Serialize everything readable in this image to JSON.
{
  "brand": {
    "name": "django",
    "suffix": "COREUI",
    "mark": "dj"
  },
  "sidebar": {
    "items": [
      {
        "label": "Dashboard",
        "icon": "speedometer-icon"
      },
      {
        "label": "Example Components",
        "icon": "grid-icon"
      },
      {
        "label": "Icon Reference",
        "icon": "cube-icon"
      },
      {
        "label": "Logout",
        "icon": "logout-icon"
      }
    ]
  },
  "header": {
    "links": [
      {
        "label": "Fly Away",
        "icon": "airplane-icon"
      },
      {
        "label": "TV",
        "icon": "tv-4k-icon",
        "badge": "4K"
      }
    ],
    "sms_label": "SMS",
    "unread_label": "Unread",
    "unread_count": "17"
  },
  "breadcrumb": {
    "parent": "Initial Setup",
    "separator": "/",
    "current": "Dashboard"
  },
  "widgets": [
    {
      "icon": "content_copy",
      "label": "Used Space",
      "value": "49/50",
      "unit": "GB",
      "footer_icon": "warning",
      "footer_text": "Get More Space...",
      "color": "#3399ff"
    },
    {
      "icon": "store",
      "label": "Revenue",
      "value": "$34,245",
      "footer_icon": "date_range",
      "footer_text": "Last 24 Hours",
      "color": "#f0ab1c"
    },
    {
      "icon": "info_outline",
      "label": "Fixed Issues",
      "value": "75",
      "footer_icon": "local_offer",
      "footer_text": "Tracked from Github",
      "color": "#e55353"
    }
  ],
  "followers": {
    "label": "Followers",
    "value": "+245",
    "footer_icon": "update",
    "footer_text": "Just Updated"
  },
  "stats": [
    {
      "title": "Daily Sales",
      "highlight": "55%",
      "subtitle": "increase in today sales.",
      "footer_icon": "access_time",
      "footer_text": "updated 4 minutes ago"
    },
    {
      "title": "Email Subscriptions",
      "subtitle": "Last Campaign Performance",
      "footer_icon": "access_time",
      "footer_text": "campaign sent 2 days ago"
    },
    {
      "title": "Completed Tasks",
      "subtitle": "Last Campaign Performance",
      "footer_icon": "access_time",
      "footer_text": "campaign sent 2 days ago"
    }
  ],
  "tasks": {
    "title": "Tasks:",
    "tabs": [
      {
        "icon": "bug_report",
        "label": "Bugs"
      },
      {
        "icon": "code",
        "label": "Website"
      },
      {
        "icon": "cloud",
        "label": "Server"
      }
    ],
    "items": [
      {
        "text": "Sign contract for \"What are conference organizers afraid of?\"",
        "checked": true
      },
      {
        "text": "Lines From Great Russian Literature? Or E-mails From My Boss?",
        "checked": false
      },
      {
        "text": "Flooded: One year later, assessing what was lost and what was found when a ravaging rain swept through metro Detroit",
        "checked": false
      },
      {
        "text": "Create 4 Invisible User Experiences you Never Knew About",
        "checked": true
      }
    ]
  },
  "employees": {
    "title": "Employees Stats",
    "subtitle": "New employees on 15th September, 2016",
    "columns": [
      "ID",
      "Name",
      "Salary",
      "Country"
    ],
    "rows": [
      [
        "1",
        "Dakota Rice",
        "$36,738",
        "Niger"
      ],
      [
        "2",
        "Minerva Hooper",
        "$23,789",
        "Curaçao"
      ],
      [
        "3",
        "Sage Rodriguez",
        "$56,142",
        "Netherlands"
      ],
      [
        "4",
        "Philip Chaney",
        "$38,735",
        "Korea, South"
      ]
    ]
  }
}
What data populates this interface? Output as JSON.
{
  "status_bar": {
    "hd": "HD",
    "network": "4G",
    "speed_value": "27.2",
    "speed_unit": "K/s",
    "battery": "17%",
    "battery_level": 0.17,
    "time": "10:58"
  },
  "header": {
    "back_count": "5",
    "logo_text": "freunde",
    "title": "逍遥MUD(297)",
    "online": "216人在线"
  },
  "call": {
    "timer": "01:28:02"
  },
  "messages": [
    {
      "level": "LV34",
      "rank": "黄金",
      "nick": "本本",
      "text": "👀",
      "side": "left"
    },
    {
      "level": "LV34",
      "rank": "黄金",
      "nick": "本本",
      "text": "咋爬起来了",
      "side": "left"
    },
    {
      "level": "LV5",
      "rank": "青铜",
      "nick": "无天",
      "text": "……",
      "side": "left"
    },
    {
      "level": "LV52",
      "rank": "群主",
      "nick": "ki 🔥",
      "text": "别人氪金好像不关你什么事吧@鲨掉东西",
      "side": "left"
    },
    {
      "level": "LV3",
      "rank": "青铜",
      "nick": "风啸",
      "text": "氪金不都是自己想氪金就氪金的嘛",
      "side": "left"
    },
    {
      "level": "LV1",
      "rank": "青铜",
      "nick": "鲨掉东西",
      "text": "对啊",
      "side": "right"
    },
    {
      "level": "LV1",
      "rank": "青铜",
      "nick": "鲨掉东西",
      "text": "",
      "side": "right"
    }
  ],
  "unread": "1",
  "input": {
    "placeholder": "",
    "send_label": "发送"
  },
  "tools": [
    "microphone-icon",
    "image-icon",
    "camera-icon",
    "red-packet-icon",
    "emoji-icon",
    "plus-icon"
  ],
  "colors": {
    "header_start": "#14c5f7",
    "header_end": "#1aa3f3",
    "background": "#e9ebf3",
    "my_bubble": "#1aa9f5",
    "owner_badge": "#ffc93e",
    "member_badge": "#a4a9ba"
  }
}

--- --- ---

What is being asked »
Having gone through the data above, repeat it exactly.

Response for this exercise »
Serialize everything readable in this image to JSON.
{
  "brand": {
    "name": "django",
    "suffix": "COREUI",
    "mark": "dj"
  },
  "sidebar": {
    "items": [
      {
        "label": "Dashboard",
        "icon": "speedometer-icon"
      },
      {
        "label": "Example Components",
        "icon": "grid-icon"
      },
      {
        "label": "Icon Reference",
        "icon": "cube-icon"
      },
      {
        "label": "Logout",
        "icon": "logout-icon"
      }
    ]
  },
  "header": {
    "links": [
      {
        "label": "Fly Away",
        "icon": "airplane-icon"
      },
      {
        "label": "TV",
        "icon": "tv-4k-icon",
        "badge": "4K"
      }
    ],
    "sms_label": "SMS",
    "unread_label": "Unread",
    "unread_count": "17"
  },
  "breadcrumb": {
    "parent": "Initial Setup",
    "separator": "/",
    "current": "Dashboard"
  },
  "widgets": [
    {
      "icon": "content_copy",
      "label": "Used Space",
      "value": "49/50",
      "unit": "GB",
      "footer_icon": "warning",
      "footer_text": "Get More Space...",
      "color": "#3399ff"
    },
    {
      "icon": "store",
      "label": "Revenue",
      "value": "$34,245",
      "footer_icon": "date_range",
      "footer_text": "Last 24 Hours",
      "color": "#f0ab1c"
    },
    {
      "icon": "info_outline",
      "label": "Fixed Issues",
      "value": "75",
      "footer_icon": "local_offer",
      "footer_text": "Tracked from Github",
      "color": "#e55353"
    }
  ],
  "followers": {
    "label": "Followers",
    "value": "+245",
    "footer_icon": "update",
    "footer_text": "Just Updated"
  },
  "stats": [
    {
      "title": "Daily Sales",
      "highlight": "55%",
      "subtitle": "increase in today sales.",
      "footer_icon": "access_time",
      "footer_text": "updated 4 minutes ago"
    },
    {
      "title": "Email Subscriptions",
      "subtitle": "Last Campaign Performance",
      "footer_icon": "access_time",
      "footer_text": "campaign sent 2 days ago"
    },
    {
      "title": "Completed Tasks",
      "subtitle": "Last Campaign Performance",
      "footer_icon": "access_time",
      "footer_text": "campaign sent 2 days ago"
    }
  ],
  "tasks": {
    "title": "Tasks:",
    "tabs": [
      {
        "icon": "bug_report",
        "label": "Bugs"
      },
      {
        "icon": "code",
        "label": "Website"
      },
      {
        "icon": "cloud",
        "label": "Server"
      }
    ],
    "items": [
      {
        "text": "Sign contract for \"What are conference organizers afraid of?\"",
        "checked": true
      },
      {
        "text": "Lines From Great Russian Literature? Or E-mails From My Boss?",
        "checked": false
      },
      {
        "text": "Flooded: One year later, assessing what was lost and what was found when a ravaging rain swept through metro Detroit",
        "checked": false
      },
      {
        "text": "Create 4 Invisible User Experiences you Never Knew About",
        "checked": true
      }
    ]
  },
  "employees": {
    "title": "Employees Stats",
    "subtitle": "New employees on 15th September, 2016",
    "columns": [
      "ID",
      "Name",
      "Salary",
      "Country"
    ],
    "rows": [
      [
        "1",
        "Dakota Rice",
        "$36,738",
        "Niger"
      ],
      [
        "2",
        "Minerva Hooper",
        "$23,789",
        "Curaçao"
      ],
      [
        "3",
        "Sage Rodriguez",
        "$56,142",
        "Netherlands"
      ],
      [
        "4",
        "Philip Chaney",
        "$38,735",
        "Korea, South"
      ]
    ]
  }
}
What data populates this interface? Output as JSON.
{
  "status_bar": {
    "hd": "HD",
    "network": "4G",
    "speed_value": "27.2",
    "speed_unit": "K/s",
    "battery": "17%",
    "battery_level": 0.17,
    "time": "10:58"
  },
  "header": {
    "back_count": "5",
    "logo_text": "freunde",
    "title": "逍遥MUD(297)",
    "online": "216人在线"
  },
  "call": {
    "timer": "01:28:02"
  },
  "messages": [
    {
      "level": "LV34",
      "rank": "黄金",
      "nick": "本本",
      "text": "👀",
      "side": "left"
    },
    {
      "level": "LV34",
      "rank": "黄金",
      "nick": "本本",
      "text": "咋爬起来了",
      "side": "left"
    },
    {
      "level": "LV5",
      "rank": "青铜",
      "nick": "无天",
      "text": "……",
      "side": "left"
    },
    {
      "level": "LV52",
      "rank": "群主",
      "nick": "ki 🔥",
      "text": "别人氪金好像不关你什么事吧@鲨掉东西",
      "side": "left"
    },
    {
      "level": "LV3",
      "rank": "青铜",
      "nick": "风啸",
      "text": "氪金不都是自己想氪金就氪金的嘛",
      "side": "left"
    },
    {
      "level": "LV1",
      "rank": "青铜",
      "nick": "鲨掉东西",
      "text": "对啊",
      "side": "right"
    },
    {
      "level": "LV1",
      "rank": "青铜",
      "nick": "鲨掉东西",
      "text": "",
      "side": "right"
    }
  ],
  "unread": "1",
  "input": {
    "placeholder": "",
    "send_label": "发送"
  },
  "tools": [
    "microphone-icon",
    "image-icon",
    "camera-icon",
    "red-packet-icon",
    "emoji-icon",
    "plus-icon"
  ],
  "colors": {
    "header_start": "#14c5f7",
    "header_end": "#1aa3f3",
    "background": "#e9ebf3",
    "my_bubble": "#1aa9f5",
    "owner_badge": "#ffc93e",
    "member_badge": "#a4a9ba"
  }
}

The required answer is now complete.